Stay on top of your health and keep up with the latest news and trends with the help of Dr. Oz's core experts.
Are you a victim of food fraud? Dr. Oz uncovers the shocking truth about the intentionally mislabeled foods at your supermarket. From fake fish to impure olive oil, learn how to spot common frauds and protect your family!
A Statement From the North American Olive Oil Association:
The “Fridge Test” is not a reliable indicator of purity or quality. Almost all oils will become cloudy and eventually solidify at very cold temperatures. However, the time and the temperature required to reach that stage are affected by a multitude of factors, beginning with the simple fact that refrigerator temperature itself is variable.
Extra virgin olive oil is made up of primarily monounsaturated fats, which tend to cloud or become solid at higher temperatures than refined oils such as olive oil, canola oil, etc, do. However, extra virgin olive oil’s composition is so variable that this is not an accurate indicator of authenticity.
The makeup and ultimate coagulation point of an extra virgin olive oil is affected by the olive varietal, the seasonal growing conditions, the latitude of the country of origin, the time of harvest and the processing methods.

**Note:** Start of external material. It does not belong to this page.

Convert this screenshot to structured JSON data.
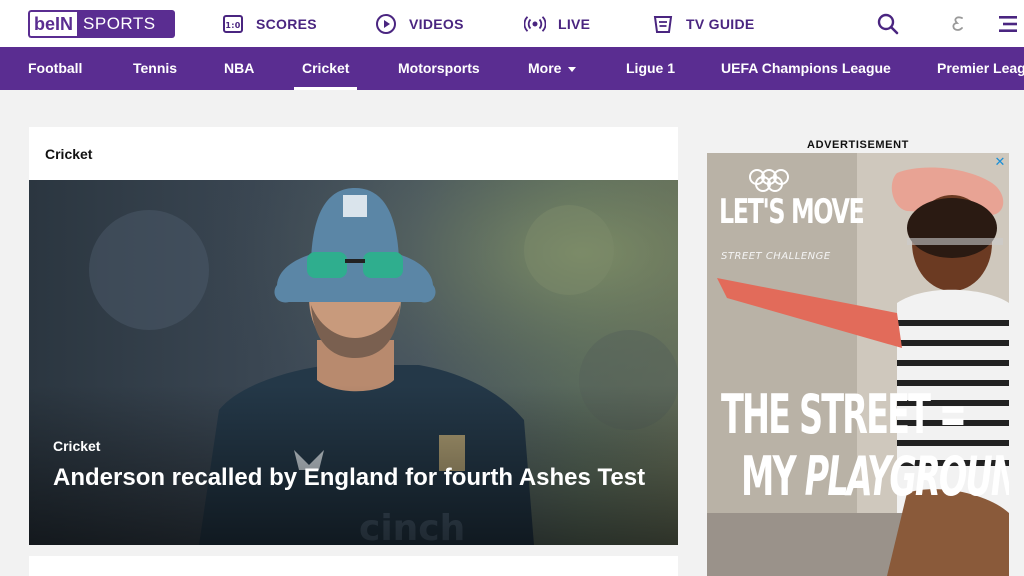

Additionally, olives are a fruit, and have a natural wax coating that may be found in trace amounts in the end product. While not harmful, these wax levels are variable and their presence will raise the temperature at which an extra virgin olive oil will start to crystallize. Many manufacturers will chill and filter extra virgin olive oil specifically to remove these waxes and ensure a pleasing appearance after transportation in cold seasons. Many oils that have been chilled and filtered, although they are completely authentic, won’t show evidence of solidification in a refrigerator.